**** Recorded data ****

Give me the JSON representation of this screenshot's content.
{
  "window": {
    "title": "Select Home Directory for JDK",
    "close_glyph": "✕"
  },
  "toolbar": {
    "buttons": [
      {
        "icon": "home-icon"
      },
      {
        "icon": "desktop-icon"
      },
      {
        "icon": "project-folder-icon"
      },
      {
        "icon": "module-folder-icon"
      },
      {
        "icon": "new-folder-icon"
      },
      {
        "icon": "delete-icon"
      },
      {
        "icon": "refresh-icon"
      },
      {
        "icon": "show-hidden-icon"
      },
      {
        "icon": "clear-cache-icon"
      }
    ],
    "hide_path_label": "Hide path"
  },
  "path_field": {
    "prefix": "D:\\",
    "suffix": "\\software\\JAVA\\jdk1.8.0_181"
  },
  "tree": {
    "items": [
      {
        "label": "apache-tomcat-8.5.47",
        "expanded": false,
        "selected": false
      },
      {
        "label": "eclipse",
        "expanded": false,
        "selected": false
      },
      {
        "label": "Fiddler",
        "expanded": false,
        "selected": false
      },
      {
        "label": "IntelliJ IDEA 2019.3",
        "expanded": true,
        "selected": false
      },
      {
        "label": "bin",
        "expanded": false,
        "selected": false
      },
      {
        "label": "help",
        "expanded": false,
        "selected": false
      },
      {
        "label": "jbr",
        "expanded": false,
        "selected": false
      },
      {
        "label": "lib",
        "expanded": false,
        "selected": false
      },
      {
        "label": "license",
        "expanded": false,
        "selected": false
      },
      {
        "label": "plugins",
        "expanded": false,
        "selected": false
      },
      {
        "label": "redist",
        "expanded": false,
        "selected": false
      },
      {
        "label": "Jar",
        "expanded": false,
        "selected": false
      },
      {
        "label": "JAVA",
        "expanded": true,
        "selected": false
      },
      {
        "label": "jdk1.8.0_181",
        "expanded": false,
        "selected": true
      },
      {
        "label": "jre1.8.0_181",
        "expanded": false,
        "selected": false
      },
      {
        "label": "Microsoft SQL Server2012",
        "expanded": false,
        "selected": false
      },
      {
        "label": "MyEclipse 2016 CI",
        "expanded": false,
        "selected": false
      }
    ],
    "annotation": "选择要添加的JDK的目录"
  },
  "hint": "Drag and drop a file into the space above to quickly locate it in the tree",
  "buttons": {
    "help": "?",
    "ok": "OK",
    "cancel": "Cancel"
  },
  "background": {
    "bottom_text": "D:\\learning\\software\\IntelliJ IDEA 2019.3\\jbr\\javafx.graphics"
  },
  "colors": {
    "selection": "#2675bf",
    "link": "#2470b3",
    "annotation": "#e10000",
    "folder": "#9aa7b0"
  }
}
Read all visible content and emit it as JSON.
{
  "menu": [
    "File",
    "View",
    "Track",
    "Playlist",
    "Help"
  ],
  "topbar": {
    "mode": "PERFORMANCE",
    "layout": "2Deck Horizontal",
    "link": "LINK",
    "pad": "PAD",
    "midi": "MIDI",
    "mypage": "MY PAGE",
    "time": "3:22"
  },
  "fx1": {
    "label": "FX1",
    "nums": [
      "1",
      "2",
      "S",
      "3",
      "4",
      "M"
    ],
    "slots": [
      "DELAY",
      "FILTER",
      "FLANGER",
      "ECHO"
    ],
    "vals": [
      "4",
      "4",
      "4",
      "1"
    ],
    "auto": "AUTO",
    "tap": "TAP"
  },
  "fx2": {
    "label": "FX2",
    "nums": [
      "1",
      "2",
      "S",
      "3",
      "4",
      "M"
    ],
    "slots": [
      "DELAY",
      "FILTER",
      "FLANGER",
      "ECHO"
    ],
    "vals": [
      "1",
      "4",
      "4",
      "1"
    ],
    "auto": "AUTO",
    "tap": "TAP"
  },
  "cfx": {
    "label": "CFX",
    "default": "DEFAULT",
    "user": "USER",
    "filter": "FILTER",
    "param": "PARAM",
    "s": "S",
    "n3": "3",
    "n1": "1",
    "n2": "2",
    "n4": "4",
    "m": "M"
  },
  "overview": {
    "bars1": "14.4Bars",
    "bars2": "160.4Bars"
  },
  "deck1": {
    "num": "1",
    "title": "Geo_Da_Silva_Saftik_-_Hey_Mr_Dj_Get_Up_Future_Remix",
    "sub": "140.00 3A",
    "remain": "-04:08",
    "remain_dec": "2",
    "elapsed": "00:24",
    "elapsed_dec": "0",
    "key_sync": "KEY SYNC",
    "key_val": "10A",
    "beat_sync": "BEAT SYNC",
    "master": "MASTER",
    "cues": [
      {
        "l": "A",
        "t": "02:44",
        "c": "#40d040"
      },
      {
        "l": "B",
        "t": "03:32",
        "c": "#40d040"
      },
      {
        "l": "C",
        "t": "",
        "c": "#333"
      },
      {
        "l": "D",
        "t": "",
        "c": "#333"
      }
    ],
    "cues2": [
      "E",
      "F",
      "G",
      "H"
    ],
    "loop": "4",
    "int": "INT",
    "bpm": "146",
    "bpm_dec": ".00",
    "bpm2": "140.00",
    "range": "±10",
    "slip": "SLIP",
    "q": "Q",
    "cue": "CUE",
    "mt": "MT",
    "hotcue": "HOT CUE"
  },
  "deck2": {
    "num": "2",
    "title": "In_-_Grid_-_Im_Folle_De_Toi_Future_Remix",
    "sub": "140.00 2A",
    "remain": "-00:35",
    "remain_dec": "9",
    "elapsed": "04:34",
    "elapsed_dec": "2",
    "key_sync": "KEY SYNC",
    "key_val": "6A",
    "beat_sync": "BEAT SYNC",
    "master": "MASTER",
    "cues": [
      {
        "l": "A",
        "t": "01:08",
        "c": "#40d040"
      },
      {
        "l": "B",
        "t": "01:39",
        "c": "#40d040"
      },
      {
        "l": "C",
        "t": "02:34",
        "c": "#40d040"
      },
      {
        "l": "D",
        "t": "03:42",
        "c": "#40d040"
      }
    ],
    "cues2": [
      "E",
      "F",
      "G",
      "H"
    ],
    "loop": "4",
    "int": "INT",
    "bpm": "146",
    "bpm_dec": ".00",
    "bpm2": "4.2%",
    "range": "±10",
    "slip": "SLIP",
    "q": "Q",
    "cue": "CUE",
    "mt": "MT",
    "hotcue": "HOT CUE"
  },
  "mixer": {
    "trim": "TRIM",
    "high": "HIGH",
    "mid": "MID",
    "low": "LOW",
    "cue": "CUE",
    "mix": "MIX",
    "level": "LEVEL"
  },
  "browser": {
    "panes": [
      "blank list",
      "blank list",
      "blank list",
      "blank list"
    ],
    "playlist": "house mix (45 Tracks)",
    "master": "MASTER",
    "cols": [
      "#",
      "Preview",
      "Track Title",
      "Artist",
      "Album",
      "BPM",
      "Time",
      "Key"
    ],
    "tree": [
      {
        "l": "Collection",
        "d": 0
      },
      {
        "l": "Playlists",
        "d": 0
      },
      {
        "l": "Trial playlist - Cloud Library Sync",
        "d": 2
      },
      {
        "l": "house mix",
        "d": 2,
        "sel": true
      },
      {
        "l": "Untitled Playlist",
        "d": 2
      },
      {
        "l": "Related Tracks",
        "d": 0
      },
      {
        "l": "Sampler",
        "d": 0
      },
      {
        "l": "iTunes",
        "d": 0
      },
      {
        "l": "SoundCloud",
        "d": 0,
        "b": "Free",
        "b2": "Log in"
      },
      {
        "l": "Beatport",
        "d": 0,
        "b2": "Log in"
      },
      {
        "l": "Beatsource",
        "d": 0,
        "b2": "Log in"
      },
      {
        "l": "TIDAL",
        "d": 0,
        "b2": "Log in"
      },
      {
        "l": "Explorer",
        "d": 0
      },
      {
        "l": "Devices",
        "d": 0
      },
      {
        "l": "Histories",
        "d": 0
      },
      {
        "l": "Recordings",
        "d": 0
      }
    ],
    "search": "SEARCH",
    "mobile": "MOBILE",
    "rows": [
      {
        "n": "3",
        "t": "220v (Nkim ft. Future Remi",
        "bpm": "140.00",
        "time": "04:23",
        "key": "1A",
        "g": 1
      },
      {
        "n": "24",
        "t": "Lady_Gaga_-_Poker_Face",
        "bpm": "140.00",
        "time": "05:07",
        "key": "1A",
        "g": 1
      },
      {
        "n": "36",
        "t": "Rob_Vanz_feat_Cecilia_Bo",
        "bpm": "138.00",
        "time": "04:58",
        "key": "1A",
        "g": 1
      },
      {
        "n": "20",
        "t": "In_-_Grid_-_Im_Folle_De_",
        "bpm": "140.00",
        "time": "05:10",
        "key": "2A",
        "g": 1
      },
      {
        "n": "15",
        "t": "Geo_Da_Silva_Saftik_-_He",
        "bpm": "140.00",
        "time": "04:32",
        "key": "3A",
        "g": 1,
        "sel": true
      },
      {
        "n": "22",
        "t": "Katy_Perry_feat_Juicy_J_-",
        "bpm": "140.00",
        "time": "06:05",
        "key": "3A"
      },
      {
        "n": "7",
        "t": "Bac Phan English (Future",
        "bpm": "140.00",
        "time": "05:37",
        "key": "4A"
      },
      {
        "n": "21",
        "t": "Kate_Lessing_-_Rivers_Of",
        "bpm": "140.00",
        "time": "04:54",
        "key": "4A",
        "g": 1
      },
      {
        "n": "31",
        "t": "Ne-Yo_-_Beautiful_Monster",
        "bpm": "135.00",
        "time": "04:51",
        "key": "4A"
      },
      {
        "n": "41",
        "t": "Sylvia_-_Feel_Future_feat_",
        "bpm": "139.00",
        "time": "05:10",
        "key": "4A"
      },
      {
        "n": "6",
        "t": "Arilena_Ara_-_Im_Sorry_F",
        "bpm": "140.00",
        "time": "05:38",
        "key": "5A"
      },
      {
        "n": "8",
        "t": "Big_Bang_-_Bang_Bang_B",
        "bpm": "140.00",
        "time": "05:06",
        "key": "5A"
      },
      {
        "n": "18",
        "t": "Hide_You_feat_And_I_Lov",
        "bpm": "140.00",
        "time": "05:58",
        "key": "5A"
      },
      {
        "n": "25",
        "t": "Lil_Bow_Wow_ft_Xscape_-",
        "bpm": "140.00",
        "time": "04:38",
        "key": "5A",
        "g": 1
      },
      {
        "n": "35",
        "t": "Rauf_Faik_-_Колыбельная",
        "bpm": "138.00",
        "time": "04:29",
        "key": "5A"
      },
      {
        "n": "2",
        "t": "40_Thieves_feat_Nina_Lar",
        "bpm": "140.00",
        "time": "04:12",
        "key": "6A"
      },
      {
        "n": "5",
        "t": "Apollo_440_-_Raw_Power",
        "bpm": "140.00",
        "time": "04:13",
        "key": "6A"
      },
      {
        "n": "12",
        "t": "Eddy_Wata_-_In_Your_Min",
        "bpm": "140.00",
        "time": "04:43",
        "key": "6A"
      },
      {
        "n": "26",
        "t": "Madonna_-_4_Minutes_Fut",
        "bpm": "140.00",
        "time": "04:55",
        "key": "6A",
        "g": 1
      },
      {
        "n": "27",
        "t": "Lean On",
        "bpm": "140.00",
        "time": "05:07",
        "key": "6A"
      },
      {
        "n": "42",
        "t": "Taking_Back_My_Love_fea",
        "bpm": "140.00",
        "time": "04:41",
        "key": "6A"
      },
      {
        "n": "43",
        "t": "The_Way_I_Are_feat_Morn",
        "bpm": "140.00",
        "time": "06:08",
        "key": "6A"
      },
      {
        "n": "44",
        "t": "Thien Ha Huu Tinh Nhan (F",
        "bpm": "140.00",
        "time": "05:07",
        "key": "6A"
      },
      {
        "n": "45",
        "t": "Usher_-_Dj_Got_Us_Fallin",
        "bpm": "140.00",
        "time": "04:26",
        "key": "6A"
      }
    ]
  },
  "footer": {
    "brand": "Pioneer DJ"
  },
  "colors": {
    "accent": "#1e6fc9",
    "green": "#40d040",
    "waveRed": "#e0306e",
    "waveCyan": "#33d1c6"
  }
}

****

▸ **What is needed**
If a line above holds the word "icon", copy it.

▸ **Solution below**
        "icon": "home-icon"
        "icon": "desktop-icon"
        "icon": "project-folder-icon"
        "icon": "module-folder-icon"
        "icon": "new-folder-icon"
        "icon": "delete-icon"
        "icon": "refresh-icon"
        "icon": "show-hidden-icon"
        "icon": "clear-cache-icon"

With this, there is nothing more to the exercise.